How does the IRS treat each? Not all charitable contributions are created equal. Donations to private foundations have less favorable treatment than donations to DAFs. For example, with limited exceptions for publicly traded securities, the charitable deduction is limited to the donor’s cost basis in the assets they are contributing. The IRS treats DAFs as “public charities,” allowing DAF donors the most favorable tax treatment. For example, contributions of special assets like real estate, restricted stock and private business interests to a DAF may be deducted at fair market value.
Are activities public record? The activities of private foundations are public record. Anyone can research the grants a foundation has made, its total assets, donors and contribution amounts, board members and any compensation received from the foundation. DAFs are not required to identify donors, and grants can be made anonymously.
What are the starting and maintenance costs? Establishing a private foundation entails forming a new legal entity and obtaining tax-exempt status. Once established, a foundation must file annual tax returns, pay excise tax on net investment income and ensure it is compliant with all other ongoing legal obligations. These requirements come at a cost in the form of accounting, legal and filing fees. DAFs generally do not have up-front costs, but the nonprofits administering them do collect annual administration fees and investment fees.For these reasons, private foundations are generally recommended at higher contribution levels.
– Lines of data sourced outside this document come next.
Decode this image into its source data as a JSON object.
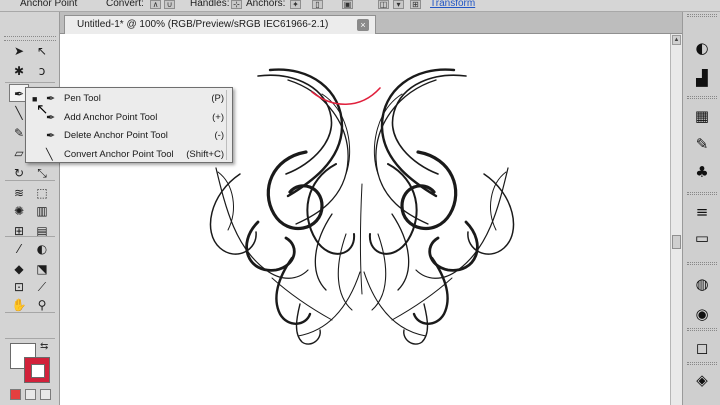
{
  "control_bar": {
    "anchor_point_label": "Anchor Point",
    "convert_label": "Convert:",
    "handles_label": "Handles:",
    "anchors_label": "Anchors:",
    "transform_link": "Transform"
  },
  "document": {
    "tab_title": "Untitled-1* @ 100% (RGB/Preview/sRGB IEC61966-2.1)",
    "close_glyph": "×"
  },
  "tools": {
    "items": [
      {
        "name": "selection-tool-icon",
        "glyph": "➤"
      },
      {
        "name": "direct-selection-tool-icon",
        "glyph": "↖"
      },
      {
        "name": "magic-wand-tool-icon",
        "glyph": "✱"
      },
      {
        "name": "lasso-tool-icon",
        "glyph": "ↄ"
      },
      {
        "name": "pen-tool-icon",
        "glyph": "✒"
      },
      {
        "name": "type-tool-icon",
        "glyph": "T"
      },
      {
        "name": "line-tool-icon",
        "glyph": "╲"
      },
      {
        "name": "rectangle-tool-icon",
        "glyph": "▭"
      },
      {
        "name": "paintbrush-tool-icon",
        "glyph": "✎"
      },
      {
        "name": "pencil-tool-icon",
        "glyph": "✏"
      },
      {
        "name": "blob-brush-tool-icon",
        "glyph": "▱"
      },
      {
        "name": "eraser-tool-icon",
        "glyph": "⌫"
      },
      {
        "name": "rotate-tool-icon",
        "glyph": "↻"
      },
      {
        "name": "scale-tool-icon",
        "glyph": "⤡"
      },
      {
        "name": "warp-tool-icon",
        "glyph": "≋"
      },
      {
        "name": "free-transform-tool-icon",
        "glyph": "⬚"
      },
      {
        "name": "symbol-sprayer-tool-icon",
        "glyph": "✺"
      },
      {
        "name": "column-graph-tool-icon",
        "glyph": "▥"
      },
      {
        "name": "mesh-tool-icon",
        "glyph": "⊞"
      },
      {
        "name": "gradient-tool-icon",
        "glyph": "▤"
      },
      {
        "name": "eyedropper-tool-icon",
        "glyph": "⁄"
      },
      {
        "name": "blend-tool-icon",
        "glyph": "◐"
      },
      {
        "name": "live-paint-bucket-tool-icon",
        "glyph": "◆"
      },
      {
        "name": "live-paint-selection-tool-icon",
        "glyph": "⬔"
      },
      {
        "name": "artboard-tool-icon",
        "glyph": "⊡"
      },
      {
        "name": "slice-tool-icon",
        "glyph": "⟋"
      },
      {
        "name": "hand-tool-icon",
        "glyph": "✋"
      },
      {
        "name": "zoom-tool-icon",
        "glyph": "⚲"
      }
    ]
  },
  "flyout": {
    "items": [
      {
        "bullet": "■",
        "icon": "✒",
        "label": "Pen Tool",
        "key": "(P)"
      },
      {
        "bullet": "",
        "icon": "✒",
        "label": "Add Anchor Point Tool",
        "key": "(+)"
      },
      {
        "bullet": "",
        "icon": "✒",
        "label": "Delete Anchor Point Tool",
        "key": "(-)"
      },
      {
        "bullet": "",
        "icon": "╲",
        "label": "Convert Anchor Point Tool",
        "key": "(Shift+C)"
      }
    ]
  },
  "dock": {
    "items": [
      {
        "name": "color-panel-icon",
        "glyph": "◐"
      },
      {
        "name": "color-guide-panel-icon",
        "glyph": "▟"
      },
      {
        "name": "swatches-panel-icon",
        "glyph": "▦"
      },
      {
        "name": "brushes-panel-icon",
        "glyph": "✎"
      },
      {
        "name": "symbols-panel-icon",
        "glyph": "♣"
      },
      {
        "name": "stroke-panel-icon",
        "glyph": "≡"
      },
      {
        "name": "gradient-panel-icon",
        "glyph": "▭"
      },
      {
        "name": "transparency-panel-icon",
        "glyph": "◍"
      },
      {
        "name": "appearance-panel-icon",
        "glyph": "◉"
      },
      {
        "name": "graphic-styles-panel-icon",
        "glyph": "◻"
      },
      {
        "name": "layers-panel-icon",
        "glyph": "◈"
      }
    ]
  },
  "colors": {
    "fill": "#ffffff",
    "stroke": "#d2213a",
    "selected_path": "#e0203c"
  }
}
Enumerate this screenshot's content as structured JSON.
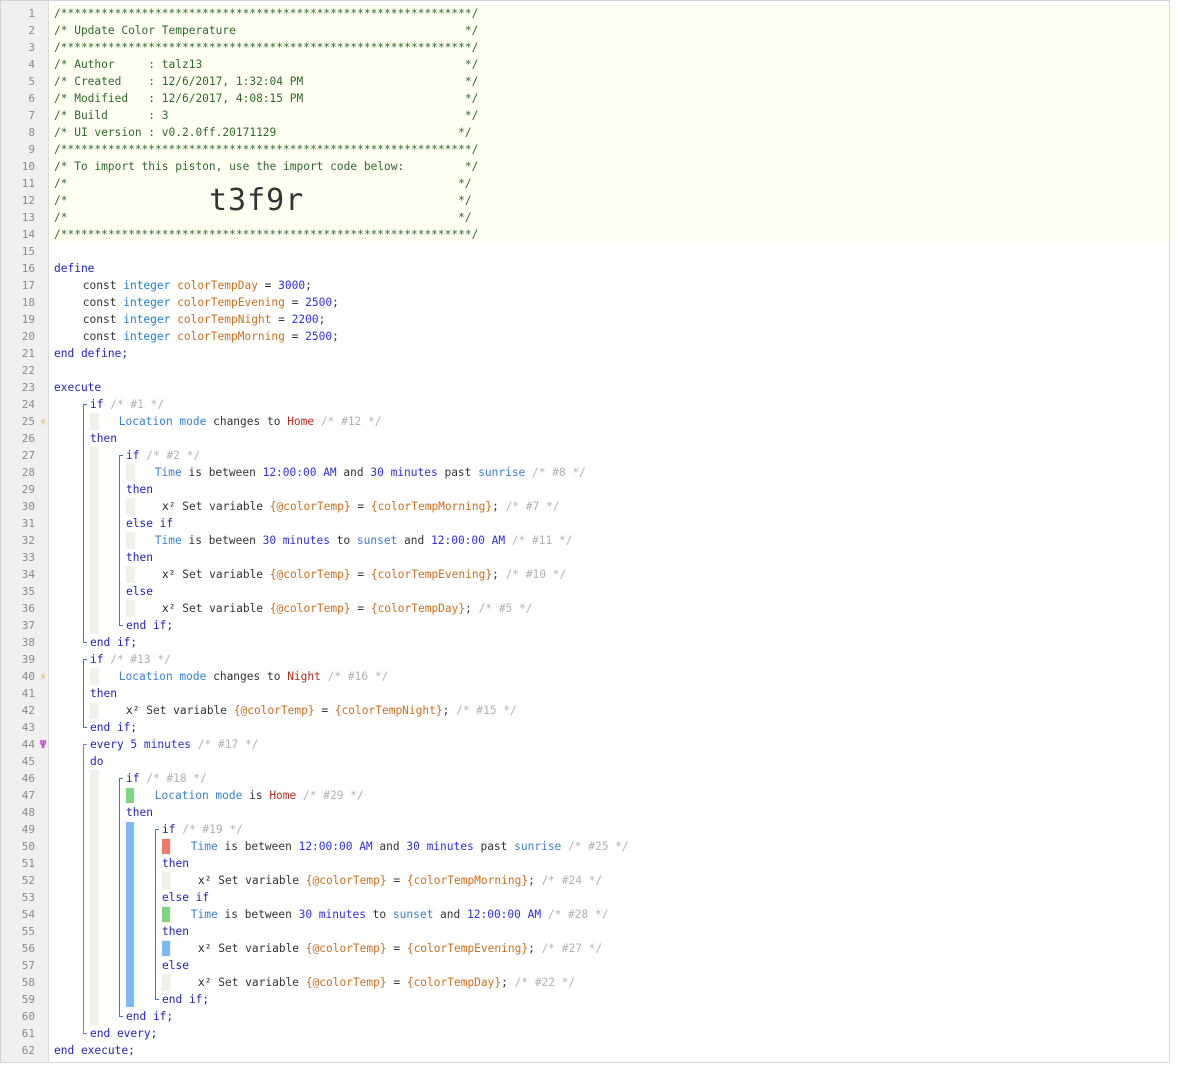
{
  "editor": {
    "lines": [
      {
        "n": "1",
        "tokens": [
          {
            "t": "/*************************************************************/",
            "c": "comment"
          }
        ]
      },
      {
        "n": "2",
        "tokens": [
          {
            "t": "/* Update Color Temperature                                  */",
            "c": "comment"
          }
        ]
      },
      {
        "n": "3",
        "tokens": [
          {
            "t": "/*************************************************************/",
            "c": "comment"
          }
        ]
      },
      {
        "n": "4",
        "tokens": [
          {
            "t": "/* Author     : talz13                                       */",
            "c": "comment"
          }
        ]
      },
      {
        "n": "5",
        "tokens": [
          {
            "t": "/* Created    : 12/6/2017, 1:32:04 PM                        */",
            "c": "comment"
          }
        ]
      },
      {
        "n": "6",
        "tokens": [
          {
            "t": "/* Modified   : 12/6/2017, 4:08:15 PM                        */",
            "c": "comment"
          }
        ]
      },
      {
        "n": "7",
        "tokens": [
          {
            "t": "/* Build      : 3                                            */",
            "c": "comment"
          }
        ]
      },
      {
        "n": "8",
        "tokens": [
          {
            "t": "/* UI version : v0.2.0ff.20171129                           */",
            "c": "comment"
          }
        ]
      },
      {
        "n": "9",
        "tokens": [
          {
            "t": "/*************************************************************/",
            "c": "comment"
          }
        ]
      },
      {
        "n": "10",
        "tokens": [
          {
            "t": "/* To import this piston, use the import code below:         */",
            "c": "comment"
          }
        ]
      },
      {
        "n": "11",
        "tokens": [
          {
            "t": "/*                                                          */",
            "c": "comment"
          }
        ]
      },
      {
        "n": "12",
        "tokens": [
          {
            "t": "/*                                                          */",
            "c": "comment"
          }
        ],
        "bigcode": "t3f9r"
      },
      {
        "n": "13",
        "tokens": [
          {
            "t": "/*                                                          */",
            "c": "comment"
          }
        ]
      },
      {
        "n": "14",
        "tokens": [
          {
            "t": "/*************************************************************/",
            "c": "comment"
          }
        ]
      },
      {
        "n": "15",
        "tokens": []
      },
      {
        "n": "16",
        "tokens": [
          {
            "t": "define",
            "c": "kw"
          }
        ]
      },
      {
        "n": "17",
        "indent": 4,
        "tokens": [
          {
            "t": "const ",
            "c": "plain"
          },
          {
            "t": "integer ",
            "c": "type"
          },
          {
            "t": "colorTempDay",
            "c": "var"
          },
          {
            "t": " = ",
            "c": "op"
          },
          {
            "t": "3000",
            "c": "num"
          },
          {
            "t": ";",
            "c": "op"
          }
        ]
      },
      {
        "n": "18",
        "indent": 4,
        "tokens": [
          {
            "t": "const ",
            "c": "plain"
          },
          {
            "t": "integer ",
            "c": "type"
          },
          {
            "t": "colorTempEvening",
            "c": "var"
          },
          {
            "t": " = ",
            "c": "op"
          },
          {
            "t": "2500",
            "c": "num"
          },
          {
            "t": ";",
            "c": "op"
          }
        ]
      },
      {
        "n": "19",
        "indent": 4,
        "tokens": [
          {
            "t": "const ",
            "c": "plain"
          },
          {
            "t": "integer ",
            "c": "type"
          },
          {
            "t": "colorTempNight",
            "c": "var"
          },
          {
            "t": " = ",
            "c": "op"
          },
          {
            "t": "2200",
            "c": "num"
          },
          {
            "t": ";",
            "c": "op"
          }
        ]
      },
      {
        "n": "20",
        "indent": 4,
        "tokens": [
          {
            "t": "const ",
            "c": "plain"
          },
          {
            "t": "integer ",
            "c": "type"
          },
          {
            "t": "colorTempMorning",
            "c": "var"
          },
          {
            "t": " = ",
            "c": "op"
          },
          {
            "t": "2500",
            "c": "num"
          },
          {
            "t": ";",
            "c": "op"
          }
        ]
      },
      {
        "n": "21",
        "tokens": [
          {
            "t": "end define;",
            "c": "kw"
          }
        ]
      },
      {
        "n": "22",
        "tokens": []
      },
      {
        "n": "23",
        "tokens": [
          {
            "t": "execute",
            "c": "kw"
          }
        ]
      },
      {
        "n": "24",
        "indent": 5,
        "tokens": [
          {
            "t": "if ",
            "c": "kw"
          },
          {
            "t": "/* #1 */",
            "c": "gray"
          }
        ]
      },
      {
        "n": "25",
        "marker": "flash",
        "indent": 9,
        "tokens": [
          {
            "t": "Location mode ",
            "c": "attr"
          },
          {
            "t": "changes to ",
            "c": "plain"
          },
          {
            "t": "Home",
            "c": "str"
          },
          {
            "t": " /* #12 */",
            "c": "gray"
          }
        ]
      },
      {
        "n": "26",
        "indent": 5,
        "tokens": [
          {
            "t": "then",
            "c": "kw"
          }
        ]
      },
      {
        "n": "27",
        "indent": 10,
        "tokens": [
          {
            "t": "if ",
            "c": "kw"
          },
          {
            "t": "/* #2 */",
            "c": "gray"
          }
        ]
      },
      {
        "n": "28",
        "indent": 14,
        "tokens": [
          {
            "t": "Time ",
            "c": "attr"
          },
          {
            "t": "is between ",
            "c": "plain"
          },
          {
            "t": "12:00:00 AM",
            "c": "num"
          },
          {
            "t": " and ",
            "c": "plain"
          },
          {
            "t": "30 minutes",
            "c": "num"
          },
          {
            "t": " past ",
            "c": "plain"
          },
          {
            "t": "sunrise",
            "c": "attr"
          },
          {
            "t": " /* #8 */",
            "c": "gray"
          }
        ]
      },
      {
        "n": "29",
        "indent": 10,
        "tokens": [
          {
            "t": "then",
            "c": "kw"
          }
        ]
      },
      {
        "n": "30",
        "indent": 15,
        "tokens": [
          {
            "t": "x² ",
            "c": "x2"
          },
          {
            "t": "Set variable ",
            "c": "plain"
          },
          {
            "t": "{@colorTemp}",
            "c": "var"
          },
          {
            "t": " = ",
            "c": "op"
          },
          {
            "t": "{colorTempMorning}",
            "c": "var"
          },
          {
            "t": ";",
            "c": "op"
          },
          {
            "t": " /* #7 */",
            "c": "gray"
          }
        ]
      },
      {
        "n": "31",
        "indent": 10,
        "tokens": [
          {
            "t": "else if",
            "c": "kw"
          }
        ]
      },
      {
        "n": "32",
        "indent": 14,
        "tokens": [
          {
            "t": "Time ",
            "c": "attr"
          },
          {
            "t": "is between ",
            "c": "plain"
          },
          {
            "t": "30 minutes",
            "c": "num"
          },
          {
            "t": " to ",
            "c": "plain"
          },
          {
            "t": "sunset",
            "c": "attr"
          },
          {
            "t": " and ",
            "c": "plain"
          },
          {
            "t": "12:00:00 AM",
            "c": "num"
          },
          {
            "t": " /* #11 */",
            "c": "gray"
          }
        ]
      },
      {
        "n": "33",
        "indent": 10,
        "tokens": [
          {
            "t": "then",
            "c": "kw"
          }
        ]
      },
      {
        "n": "34",
        "indent": 15,
        "tokens": [
          {
            "t": "x² ",
            "c": "x2"
          },
          {
            "t": "Set variable ",
            "c": "plain"
          },
          {
            "t": "{@colorTemp}",
            "c": "var"
          },
          {
            "t": " = ",
            "c": "op"
          },
          {
            "t": "{colorTempEvening}",
            "c": "var"
          },
          {
            "t": ";",
            "c": "op"
          },
          {
            "t": " /* #10 */",
            "c": "gray"
          }
        ]
      },
      {
        "n": "35",
        "indent": 10,
        "tokens": [
          {
            "t": "else",
            "c": "kw"
          }
        ]
      },
      {
        "n": "36",
        "indent": 15,
        "tokens": [
          {
            "t": "x² ",
            "c": "x2"
          },
          {
            "t": "Set variable ",
            "c": "plain"
          },
          {
            "t": "{@colorTemp}",
            "c": "var"
          },
          {
            "t": " = ",
            "c": "op"
          },
          {
            "t": "{colorTempDay}",
            "c": "var"
          },
          {
            "t": ";",
            "c": "op"
          },
          {
            "t": " /* #5 */",
            "c": "gray"
          }
        ]
      },
      {
        "n": "37",
        "indent": 10,
        "tokens": [
          {
            "t": "end if;",
            "c": "kw"
          }
        ]
      },
      {
        "n": "38",
        "indent": 5,
        "tokens": [
          {
            "t": "end if;",
            "c": "kw"
          }
        ]
      },
      {
        "n": "39",
        "indent": 5,
        "tokens": [
          {
            "t": "if ",
            "c": "kw"
          },
          {
            "t": "/* #13 */",
            "c": "gray"
          }
        ]
      },
      {
        "n": "40",
        "marker": "flash",
        "indent": 9,
        "tokens": [
          {
            "t": "Location mode ",
            "c": "attr"
          },
          {
            "t": "changes to ",
            "c": "plain"
          },
          {
            "t": "Night",
            "c": "str"
          },
          {
            "t": " /* #16 */",
            "c": "gray"
          }
        ]
      },
      {
        "n": "41",
        "indent": 5,
        "tokens": [
          {
            "t": "then",
            "c": "kw"
          }
        ]
      },
      {
        "n": "42",
        "indent": 10,
        "tokens": [
          {
            "t": "x² ",
            "c": "x2"
          },
          {
            "t": "Set variable ",
            "c": "plain"
          },
          {
            "t": "{@colorTemp}",
            "c": "var"
          },
          {
            "t": " = ",
            "c": "op"
          },
          {
            "t": "{colorTempNight}",
            "c": "var"
          },
          {
            "t": ";",
            "c": "op"
          },
          {
            "t": " /* #15 */",
            "c": "gray"
          }
        ]
      },
      {
        "n": "43",
        "indent": 5,
        "tokens": [
          {
            "t": "end if;",
            "c": "kw"
          }
        ]
      },
      {
        "n": "44",
        "marker": "every",
        "indent": 5,
        "tokens": [
          {
            "t": "every ",
            "c": "kw"
          },
          {
            "t": "5 minutes",
            "c": "num"
          },
          {
            "t": " /* #17 */",
            "c": "gray"
          }
        ]
      },
      {
        "n": "45",
        "indent": 5,
        "tokens": [
          {
            "t": "do",
            "c": "kw"
          }
        ]
      },
      {
        "n": "46",
        "indent": 10,
        "tokens": [
          {
            "t": "if ",
            "c": "kw"
          },
          {
            "t": "/* #18 */",
            "c": "gray"
          }
        ]
      },
      {
        "n": "47",
        "indent": 14,
        "tokens": [
          {
            "t": "Location mode ",
            "c": "attr"
          },
          {
            "t": "is ",
            "c": "plain"
          },
          {
            "t": "Home",
            "c": "str"
          },
          {
            "t": " /* #29 */",
            "c": "gray"
          }
        ]
      },
      {
        "n": "48",
        "indent": 10,
        "tokens": [
          {
            "t": "then",
            "c": "kw"
          }
        ]
      },
      {
        "n": "49",
        "indent": 15,
        "tokens": [
          {
            "t": "if ",
            "c": "kw"
          },
          {
            "t": "/* #19 */",
            "c": "gray"
          }
        ]
      },
      {
        "n": "50",
        "indent": 19,
        "tokens": [
          {
            "t": "Time ",
            "c": "attr"
          },
          {
            "t": "is between ",
            "c": "plain"
          },
          {
            "t": "12:00:00 AM",
            "c": "num"
          },
          {
            "t": " and ",
            "c": "plain"
          },
          {
            "t": "30 minutes",
            "c": "num"
          },
          {
            "t": " past ",
            "c": "plain"
          },
          {
            "t": "sunrise",
            "c": "attr"
          },
          {
            "t": " /* #25 */",
            "c": "gray"
          }
        ]
      },
      {
        "n": "51",
        "indent": 15,
        "tokens": [
          {
            "t": "then",
            "c": "kw"
          }
        ]
      },
      {
        "n": "52",
        "indent": 20,
        "tokens": [
          {
            "t": "x² ",
            "c": "x2"
          },
          {
            "t": "Set variable ",
            "c": "plain"
          },
          {
            "t": "{@colorTemp}",
            "c": "var"
          },
          {
            "t": " = ",
            "c": "op"
          },
          {
            "t": "{colorTempMorning}",
            "c": "var"
          },
          {
            "t": ";",
            "c": "op"
          },
          {
            "t": " /* #24 */",
            "c": "gray"
          }
        ]
      },
      {
        "n": "53",
        "indent": 15,
        "tokens": [
          {
            "t": "else if",
            "c": "kw"
          }
        ]
      },
      {
        "n": "54",
        "indent": 19,
        "tokens": [
          {
            "t": "Time ",
            "c": "attr"
          },
          {
            "t": "is between ",
            "c": "plain"
          },
          {
            "t": "30 minutes",
            "c": "num"
          },
          {
            "t": " to ",
            "c": "plain"
          },
          {
            "t": "sunset",
            "c": "attr"
          },
          {
            "t": " and ",
            "c": "plain"
          },
          {
            "t": "12:00:00 AM",
            "c": "num"
          },
          {
            "t": " /* #28 */",
            "c": "gray"
          }
        ]
      },
      {
        "n": "55",
        "indent": 15,
        "tokens": [
          {
            "t": "then",
            "c": "kw"
          }
        ]
      },
      {
        "n": "56",
        "indent": 20,
        "tokens": [
          {
            "t": "x² ",
            "c": "x2"
          },
          {
            "t": "Set variable ",
            "c": "plain"
          },
          {
            "t": "{@colorTemp}",
            "c": "var"
          },
          {
            "t": " = ",
            "c": "op"
          },
          {
            "t": "{colorTempEvening}",
            "c": "var"
          },
          {
            "t": ";",
            "c": "op"
          },
          {
            "t": " /* #27 */",
            "c": "gray"
          }
        ]
      },
      {
        "n": "57",
        "indent": 15,
        "tokens": [
          {
            "t": "else",
            "c": "kw"
          }
        ]
      },
      {
        "n": "58",
        "indent": 20,
        "tokens": [
          {
            "t": "x² ",
            "c": "x2"
          },
          {
            "t": "Set variable ",
            "c": "plain"
          },
          {
            "t": "{@colorTemp}",
            "c": "var"
          },
          {
            "t": " = ",
            "c": "op"
          },
          {
            "t": "{colorTempDay}",
            "c": "var"
          },
          {
            "t": ";",
            "c": "op"
          },
          {
            "t": " /* #22 */",
            "c": "gray"
          }
        ]
      },
      {
        "n": "59",
        "indent": 15,
        "tokens": [
          {
            "t": "end if;",
            "c": "kw"
          }
        ]
      },
      {
        "n": "60",
        "indent": 10,
        "tokens": [
          {
            "t": "end if;",
            "c": "kw"
          }
        ]
      },
      {
        "n": "61",
        "indent": 5,
        "tokens": [
          {
            "t": "end every;",
            "c": "kw"
          }
        ]
      },
      {
        "n": "62",
        "tokens": [
          {
            "t": "end execute;",
            "c": "kw"
          }
        ]
      }
    ]
  },
  "markers": {
    "flash": "⚡",
    "every": "Ψ"
  },
  "colors": {
    "banner_bg": "#fffff2",
    "comment": "#2d6a2d",
    "keyword": "#2222bb",
    "type": "#2080c8",
    "variable": "#c87020",
    "number": "#3030e0",
    "string": "#b03020",
    "status_green": "#7fd57f",
    "status_red": "#f07a6a",
    "status_blue": "#7eb9f5"
  }
}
It is important to note that DAFs and private foundations are not mutually exclusive. It is common for private foundations and foundation trustees to establish DAF accounts as a complement. Some foundations use DAFs for foreign grantmaking or to achieve a higher degree of privacy with respect to grantmaking. Others use DAFs to give trustees the flexibility to support nonprofits that do not necessarily align with the foundation’s funding priorities, or to expose the next generation of leaders to philanthropy before they join the board. Smaller foundations may benefit from winding down and converting to one or more DAF accounts. Although private foundations can transfer assets to DAFs, DAFs generally may not transfer assets to private foundations.

If you’re interested in exploring year-end giving opportunities, please contact your Glenmede Relationship Manager or email



This presentation is intended to provide a review of issues or topics of possible interest to Glenmede Trust Company clients and friends and is not intended as investment, tax or legal advice. It contains Glenmede’s opinions, which may change after the date of publication. Information gathered from third-party sources is assumed reliable but is not guaranteed. No outcome, including performance or tax consequences, is guaranteed, due to various risks and uncertainties. Clients are encouraged to discuss anything they see here of interest with their tax advisor, attorney or Glenmede Relationship Manager. Glenmede Donor-Advised Fund is offered under an agreement between The Glenmede Trust Company, N.A. and National Philanthropic Trust (“NPT”), a tax-exempt public charity that maintains exclusive legal control over contributed assets.